Wikipedia: Theatetus.

The Great Conversation: Further reading at Tom's Learning Notes

Ancient Greek resources: Learn to read Greek classics in the original.

Bloom's Western Canon: Plato's Dialogues are listed.


Plato: Symposium

 

The Symposium is one of Plato's finest literary achievements, an extended meditation on the nature of love set at a dinner party featuring prominent real-life Athenians such as the great comic dramatist Aristophanes, and the controversial political prodigy, Alcibiades.

Free Online Texts

Bacchicstage: Plato's Symposium. Translated by George Theodoridis (2015). English online text.

Gutenberg: Symposium by Plato, translated by Benjamin Jowett, multiple formats.

Internet Classics Archive; Symposium, translated by Benjamin Jowett, online text.

Perseus: Greek text (Burnet ed., 1903). English translation (Fowler, 1925).

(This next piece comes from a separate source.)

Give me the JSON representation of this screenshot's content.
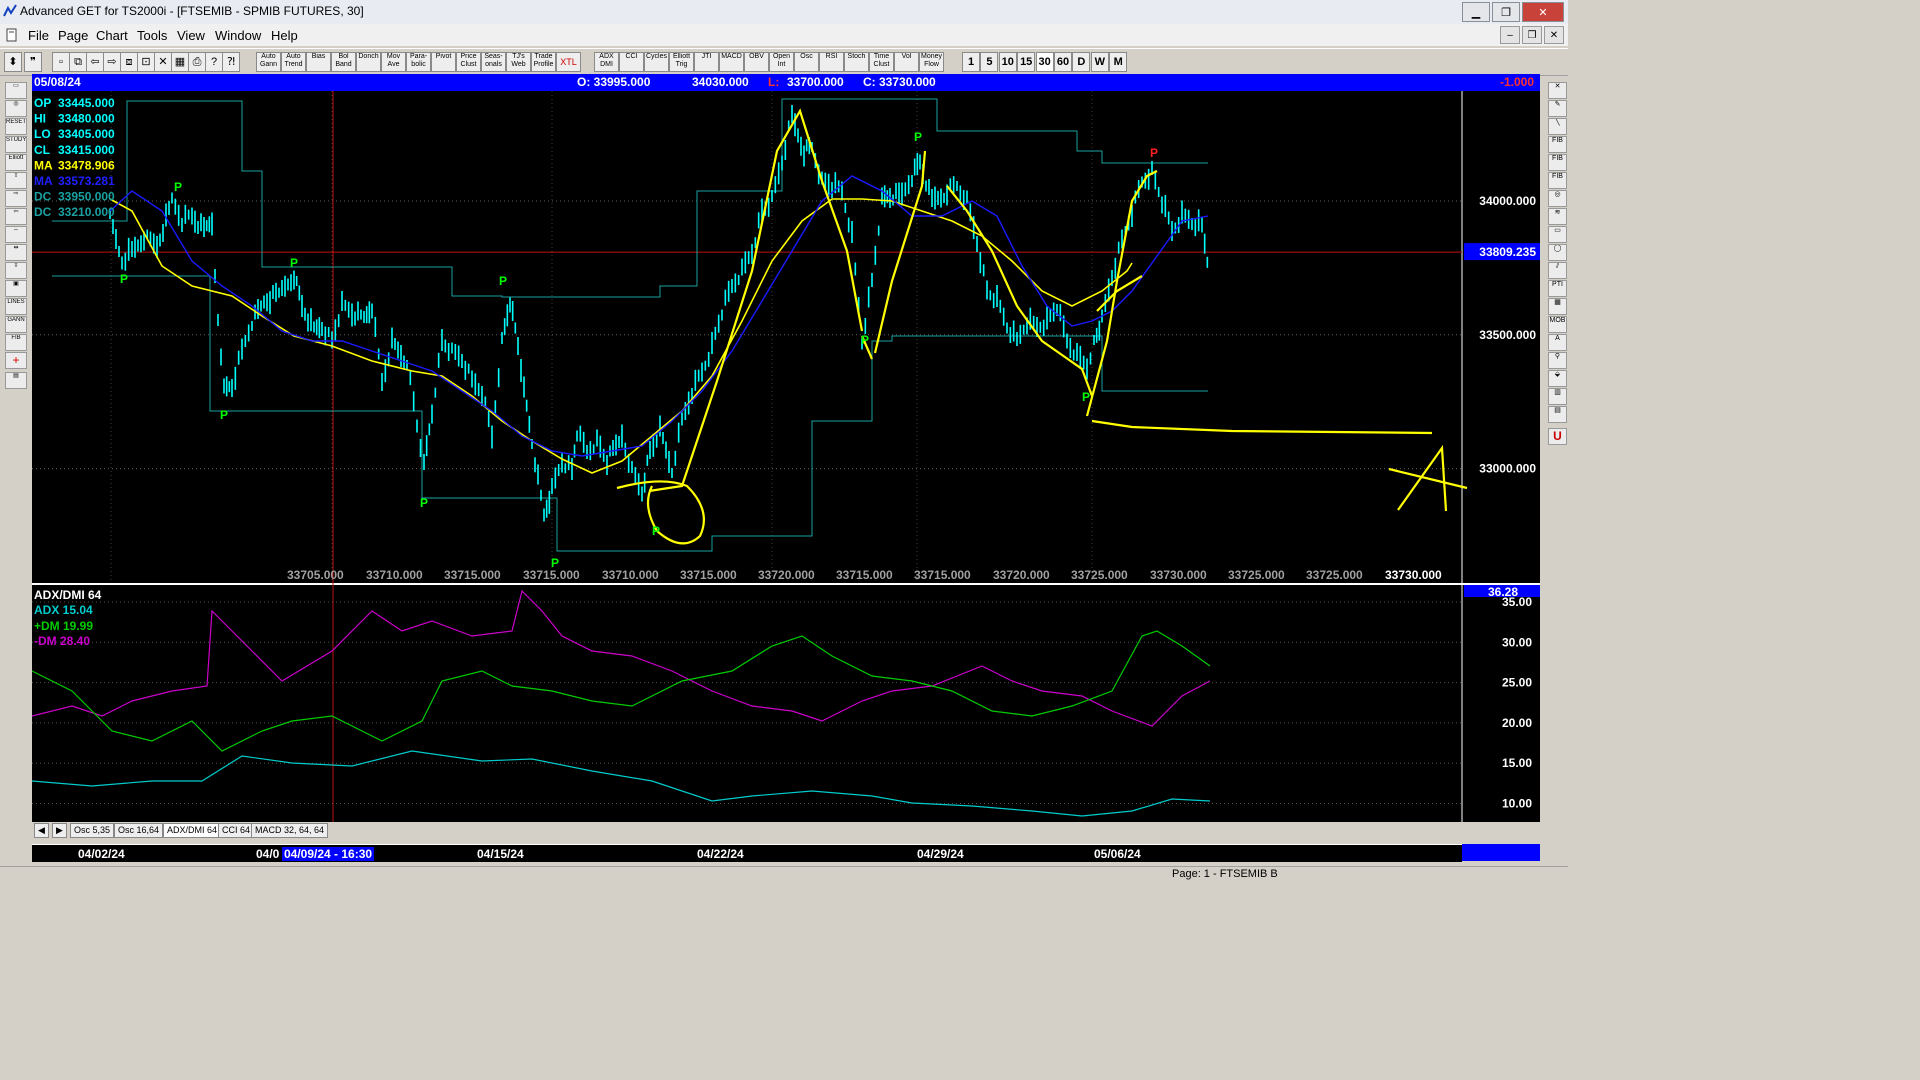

Wikisource: Symposium, translated by Benjamin Jowett (1871), online text.

Continue reading "Plato: Symposium" »


Plato: The Republic

 

The Republic is Plato's best-known work. An extended reflection on the nature of justice, which retains much of the style of the early dialogues in the opening conversation in Athens, pitting Socrates against the cynical sophist Thrasymachus. From there the dialogue opens out into an extended discussion of the politics of the ideal city, which is closely bound up with ethical considerations, before taking in metaphysical and theological themes with Plato's most striking metaphor, the parable of the cave, and a meditation on the the fate of the individual soul in the myth of Er.

Free Online and Downloadable Texts

Gutenberg: The Republic by Plato, translated by Benjamin Jowett, multiple formats.

Internet Classics Archive: The Republic translated by Benjamin Jowett, online text.

Libertyfund: The Republic, translated by Benjamin Jowett, online text.

Loebulus. L237 - Plato --Republic I: Books 1-5. PDF of public domain Loeb edition in Greek and English.

Loebulus. L276 - Plato --Republic II: Books 6-10. PDF of public domain Loeb edition in Greek and English.

Perseus: The Republic: Greek text (Burnet ed.,1903 ). English translation (Shorey, 1969). Online texts.

Wikisource: The Republic, translated by Benjamin Jowett. Online text.

Other Resources

BBC Radio 4 In Our Time: Plato's Republic. Melvyn Bragg with Angie Hobbs, MM McCabe, James Warren.

History of Philosophy without any gaps: Soul and the City: Plato's Political Philosophy - podcast by philosopher Peter Adamson.

History of Philosophy without any gaps: Ain't No Sunshine: The Cave Allegory of Plato's Republic - podcast by philosopher Peter Adamson.

Internet Encyclopedia of Philosophy: Plato: The Republic.

Librivox: The Republic - audiobook.

Openculture: Orson Welles Narrates an Animation of Plato’s Cave Allegory - video.

Open Culture: Plato’s Cave Allegory Brought to Life with Claymation - video.

PhilPapers: Plato - Republic - bibliography with open source option.

Stanford Encyclopedia of Philosophy: Plato's  Ethics and Politics in the Republic.

Stanford Encyclopedia of Philosophy: Callicles and Thrasymachus.

University of Utah: Culture and Society in Plato's Republic, by M.F. Burnyeat. PDF format.

Wikipedia: The Republic (Plato).

The Great Conversation: Further reading at Tom's Learning Notes

Ancient Greek resources: Learn to read Greek classics in the original.

Bloom's Western Canon: Plato's Dialogues are listed.